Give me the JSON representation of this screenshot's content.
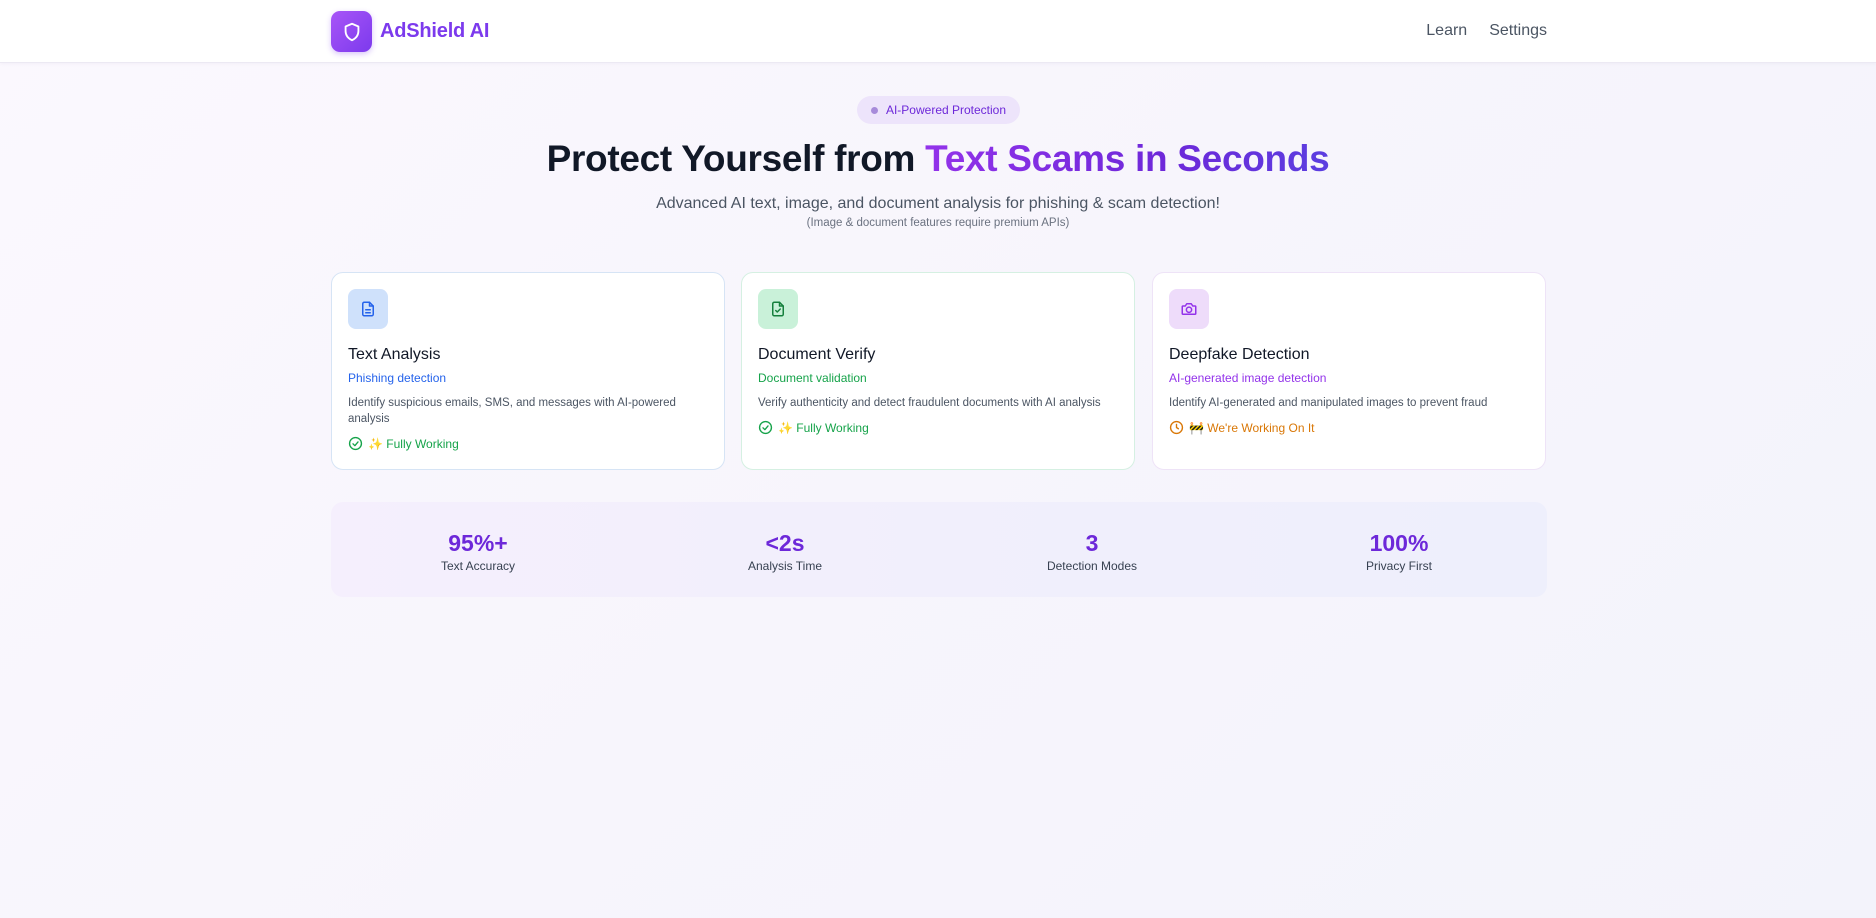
{
  "header": {
    "brand": "AdShield AI",
    "nav": [
      "Learn",
      "Settings"
    ]
  },
  "hero": {
    "badge": "AI-Powered Protection",
    "title_main": "Protect Yourself from ",
    "title_accent": "Text Scams in Seconds",
    "subtitle": "Advanced AI text, image, and document analysis for phishing & scam detection!",
    "note": "(Image & document features require premium APIs)"
  },
  "cards": [
    {
      "icon": "document-icon",
      "title": "Text Analysis",
      "subtitle": "Phishing detection",
      "description": "Identify suspicious emails, SMS, and messages with AI-powered analysis",
      "status": "✨ Fully Working"
    },
    {
      "icon": "file-check-icon",
      "title": "Document Verify",
      "subtitle": "Document validation",
      "description": "Verify authenticity and detect fraudulent documents with AI analysis",
      "status": "✨ Fully Working"
    },
    {
      "icon": "camera-icon",
      "title": "Deepfake Detection",
      "subtitle": "AI-generated image detection",
      "description": "Identify AI-generated and manipulated images to prevent fraud",
      "status": "🚧 We're Working On It"
    }
  ],
  "stats": [
    {
      "value": "95%+",
      "label": "Text Accuracy"
    },
    {
      "value": "<2s",
      "label": "Analysis Time"
    },
    {
      "value": "3",
      "label": "Detection Modes"
    },
    {
      "value": "100%",
      "label": "Privacy First"
    }
  ],
  "colors": {
    "brand": "#7c3aed",
    "accent_purple": "#9333ea",
    "blue": "#2563eb",
    "green": "#16a34a",
    "orange": "#d97706"
  }
}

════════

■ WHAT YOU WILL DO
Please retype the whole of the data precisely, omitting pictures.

■ OUTPUT FOR THIS TASK
Give me the JSON representation of this screenshot's content.
{
  "header": {
    "brand": "AdShield AI",
    "nav": [
      "Learn",
      "Settings"
    ]
  },
  "hero": {
    "badge": "AI-Powered Protection",
    "title_main": "Protect Yourself from ",
    "title_accent": "Text Scams in Seconds",
    "subtitle": "Advanced AI text, image, and document analysis for phishing & scam detection!",
    "note": "(Image & document features require premium APIs)"
  },
  "cards": [
    {
      "icon": "document-icon",
      "title": "Text Analysis",
      "subtitle": "Phishing detection",
      "description": "Identify suspicious emails, SMS, and messages with AI-powered analysis",
      "status": "✨ Fully Working"
    },
    {
      "icon": "file-check-icon",
      "title": "Document Verify",
      "subtitle": "Document validation",
      "description": "Verify authenticity and detect fraudulent documents with AI analysis",
      "status": "✨ Fully Working"
    },
    {
      "icon": "camera-icon",
      "title": "Deepfake Detection",
      "subtitle": "AI-generated image detection",
      "description": "Identify AI-generated and manipulated images to prevent fraud",
      "status": "🚧 We're Working On It"
    }
  ],
  "stats": [
    {
      "value": "95%+",
      "label": "Text Accuracy"
    },
    {
      "value": "<2s",
      "label": "Analysis Time"
    },
    {
      "value": "3",
      "label": "Detection Modes"
    },
    {
      "value": "100%",
      "label": "Privacy First"
    }
  ],
  "colors": {
    "brand": "#7c3aed",
    "accent_purple": "#9333ea",
    "blue": "#2563eb",
    "green": "#16a34a",
    "orange": "#d97706"
  }
}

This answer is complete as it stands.